The glum truth is that identity theft is a part of social media, and no one is immune, but do you really know how vulnerable your wisdom is? Separately, each bread crumb you leave around the web is harmless, but an identity thief that pieces them together can damage your credit, be it personal or business credit.
The following list of 7 ways to avoid oneness theft on social media networks:
1. Detain your personal information private: The previous year’s reputation – 2012 Identity Fraud Report – by Javelin included social media behaviors, and found that of the plebeians with public social media profiles, 68 percent shared their birthday information, 45 percent concerning them included their full innate date; 63 procent shared their acute college name; 18 percent shared their phone number; and 12 percent shared their pet’s name.
It is always better to omit information about yourself quite than include it on your social media. Just because there is an option to include your usual city doesn’t mean you have to. Instead, pick to include a generalized version of that information or no intelligence at all. For example, San Francisco Bay Area is a general option for Burlingame, CA. It still gives some information, but makes it a little more difficult to device out your zip code or place address.
2. Set strict privacy settings: Go into the settings for your Facebook, Twitter, Google+, Pinterest, Instagram and Linkedin, and edit your privacy settings. Make sure you make all of your personal information — such as your birthday, current location, workplace, etc. — private or visible to only your friends. When your privacy settings are better lenient, you’re giving strangers easy access to all of your information.
3. Don’t tag or post your specific location: Tagging or posting your specific site is an exciting feature, but not everyone needs to know where you are at all times. It makes you and your home vulnerable, especially if your profile is public. It’s fun to authorize your monde media friends associate that you’re at Disneyland with your sister, however you’re also letting everyone comprehend that you’re else than 100 miles away from your home, which makes it utilizable for break-ins.
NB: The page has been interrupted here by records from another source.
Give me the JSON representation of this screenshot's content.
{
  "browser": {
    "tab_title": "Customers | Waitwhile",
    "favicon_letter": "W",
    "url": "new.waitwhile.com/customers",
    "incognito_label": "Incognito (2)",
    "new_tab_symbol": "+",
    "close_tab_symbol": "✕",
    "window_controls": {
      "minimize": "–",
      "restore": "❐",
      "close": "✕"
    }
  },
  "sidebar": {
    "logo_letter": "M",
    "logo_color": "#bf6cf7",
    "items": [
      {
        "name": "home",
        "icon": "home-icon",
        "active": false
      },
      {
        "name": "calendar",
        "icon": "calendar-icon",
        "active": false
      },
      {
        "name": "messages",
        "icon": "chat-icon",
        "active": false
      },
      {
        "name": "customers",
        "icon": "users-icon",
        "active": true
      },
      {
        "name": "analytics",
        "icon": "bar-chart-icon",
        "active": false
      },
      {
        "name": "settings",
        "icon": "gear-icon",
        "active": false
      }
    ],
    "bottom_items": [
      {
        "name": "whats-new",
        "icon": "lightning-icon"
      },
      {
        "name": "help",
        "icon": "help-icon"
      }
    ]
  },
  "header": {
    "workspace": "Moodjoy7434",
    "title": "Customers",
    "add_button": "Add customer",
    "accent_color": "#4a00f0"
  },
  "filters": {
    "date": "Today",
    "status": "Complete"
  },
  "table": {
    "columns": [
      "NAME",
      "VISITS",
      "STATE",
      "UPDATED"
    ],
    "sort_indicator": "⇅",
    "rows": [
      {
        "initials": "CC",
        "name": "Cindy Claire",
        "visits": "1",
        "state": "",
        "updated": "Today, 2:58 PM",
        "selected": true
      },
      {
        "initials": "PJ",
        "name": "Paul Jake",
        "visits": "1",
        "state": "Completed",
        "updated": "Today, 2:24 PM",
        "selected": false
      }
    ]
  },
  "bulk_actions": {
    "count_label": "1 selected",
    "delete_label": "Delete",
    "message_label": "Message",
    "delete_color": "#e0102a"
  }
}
4. Know your friends/connections: It’s important not to make you or your information unprotected to people who you have never met before in real life. Steven J.J. Weisman — lawyer, author and don at Bentley University — said that befriending people that you don’t know makes it easier for them to take the information on your social media and use it to find more information approximately you.
“These ‘friends,’ who don’t know you gain channel from your Facebook page to personalized information that often can be used to make you a victim of identity theft,” he said,” often by providing information that can permit someone to learn or reasonably guess your email address either answer your security questions.”
Don’t just add somebody as a friend since they wanted to elaborate you. There is such something as a “decline” button, connective you should use it every now and then. If someone adds you, and you’re unsure about who they are, you can always add them, then unfriend, unfollow, unconnect, etc. if you realize they’re a stranger.
5. Always log out of your social media: This is especially true when you’re using a public computer at a library or hotel. The reality is that we all have some private information on our social media — even if it’s only our name and a photo — besides you don’t want to give someone easy access to your identity.
6. Use strong passwords: Passwords are one of the keys to protecting your identity, so make them effective. Audit out this blog post to learn how to choose a secure password.
7. Use an Internet security software suite: This software protects your identity whereas you’re surfing the web or utilizing social media. Weisman said that sometimes you courage open a link or download a file included in messages from “friends,” and, without your knowledge, the link or file contains a keystroke malware program that can steal all your personal information from your computer. “You trusted the message because it came from a ‘friend,'” he said.
A way to prevent this from synchronized is to get anti-virus software that prevents, detects and removes malware to safeguard your identity safe. Most Internet security software suites come with identity theft protection features like anti-key logging, moor environments else encrypted password protection.